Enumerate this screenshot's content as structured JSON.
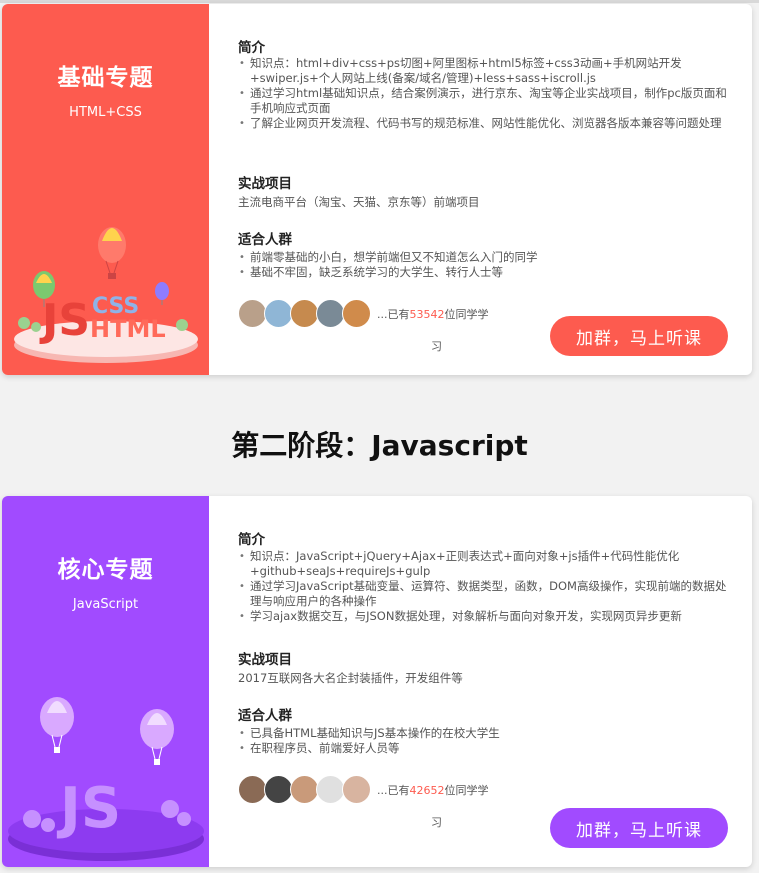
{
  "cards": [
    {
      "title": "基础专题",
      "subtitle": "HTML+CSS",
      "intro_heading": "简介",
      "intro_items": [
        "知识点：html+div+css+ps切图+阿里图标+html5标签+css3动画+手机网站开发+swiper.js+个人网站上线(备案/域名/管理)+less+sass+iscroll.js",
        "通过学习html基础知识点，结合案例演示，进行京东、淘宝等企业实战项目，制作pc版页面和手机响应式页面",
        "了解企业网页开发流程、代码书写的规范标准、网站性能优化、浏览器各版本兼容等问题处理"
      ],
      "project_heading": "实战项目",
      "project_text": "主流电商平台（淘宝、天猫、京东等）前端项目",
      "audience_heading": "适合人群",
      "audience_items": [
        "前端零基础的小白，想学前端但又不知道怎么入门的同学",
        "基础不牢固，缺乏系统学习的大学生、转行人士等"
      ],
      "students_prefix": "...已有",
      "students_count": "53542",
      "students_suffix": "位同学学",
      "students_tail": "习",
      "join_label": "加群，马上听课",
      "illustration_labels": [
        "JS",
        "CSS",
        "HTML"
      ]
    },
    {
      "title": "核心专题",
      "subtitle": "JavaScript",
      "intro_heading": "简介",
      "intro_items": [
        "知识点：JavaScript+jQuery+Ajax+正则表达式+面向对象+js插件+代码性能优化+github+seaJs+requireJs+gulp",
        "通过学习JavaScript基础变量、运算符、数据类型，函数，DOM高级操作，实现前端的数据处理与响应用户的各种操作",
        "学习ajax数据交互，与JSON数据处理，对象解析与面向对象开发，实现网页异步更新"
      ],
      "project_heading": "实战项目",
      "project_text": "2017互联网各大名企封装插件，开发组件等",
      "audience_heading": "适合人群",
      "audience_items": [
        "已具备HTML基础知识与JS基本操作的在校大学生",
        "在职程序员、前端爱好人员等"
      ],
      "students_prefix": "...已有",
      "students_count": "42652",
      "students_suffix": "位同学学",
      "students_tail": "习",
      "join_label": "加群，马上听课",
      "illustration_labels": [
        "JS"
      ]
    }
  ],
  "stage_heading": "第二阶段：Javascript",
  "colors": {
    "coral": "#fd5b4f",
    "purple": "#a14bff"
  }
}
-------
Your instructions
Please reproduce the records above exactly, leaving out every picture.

The completed task
Enumerate this screenshot's content as structured JSON.
{
  "cards": [
    {
      "title": "基础专题",
      "subtitle": "HTML+CSS",
      "intro_heading": "简介",
      "intro_items": [
        "知识点：html+div+css+ps切图+阿里图标+html5标签+css3动画+手机网站开发+swiper.js+个人网站上线(备案/域名/管理)+less+sass+iscroll.js",
        "通过学习html基础知识点，结合案例演示，进行京东、淘宝等企业实战项目，制作pc版页面和手机响应式页面",
        "了解企业网页开发流程、代码书写的规范标准、网站性能优化、浏览器各版本兼容等问题处理"
      ],
      "project_heading": "实战项目",
      "project_text": "主流电商平台（淘宝、天猫、京东等）前端项目",
      "audience_heading": "适合人群",
      "audience_items": [
        "前端零基础的小白，想学前端但又不知道怎么入门的同学",
        "基础不牢固，缺乏系统学习的大学生、转行人士等"
      ],
      "students_prefix": "...已有",
      "students_count": "53542",
      "students_suffix": "位同学学",
      "students_tail": "习",
      "join_label": "加群，马上听课",
      "illustration_labels": [
        "JS",
        "CSS",
        "HTML"
      ]
    },
    {
      "title": "核心专题",
      "subtitle": "JavaScript",
      "intro_heading": "简介",
      "intro_items": [
        "知识点：JavaScript+jQuery+Ajax+正则表达式+面向对象+js插件+代码性能优化+github+seaJs+requireJs+gulp",
        "通过学习JavaScript基础变量、运算符、数据类型，函数，DOM高级操作，实现前端的数据处理与响应用户的各种操作",
        "学习ajax数据交互，与JSON数据处理，对象解析与面向对象开发，实现网页异步更新"
      ],
      "project_heading": "实战项目",
      "project_text": "2017互联网各大名企封装插件，开发组件等",
      "audience_heading": "适合人群",
      "audience_items": [
        "已具备HTML基础知识与JS基本操作的在校大学生",
        "在职程序员、前端爱好人员等"
      ],
      "students_prefix": "...已有",
      "students_count": "42652",
      "students_suffix": "位同学学",
      "students_tail": "习",
      "join_label": "加群，马上听课",
      "illustration_labels": [
        "JS"
      ]
    }
  ],
  "stage_heading": "第二阶段：Javascript",
  "colors": {
    "coral": "#fd5b4f",
    "purple": "#a14bff"
  }
}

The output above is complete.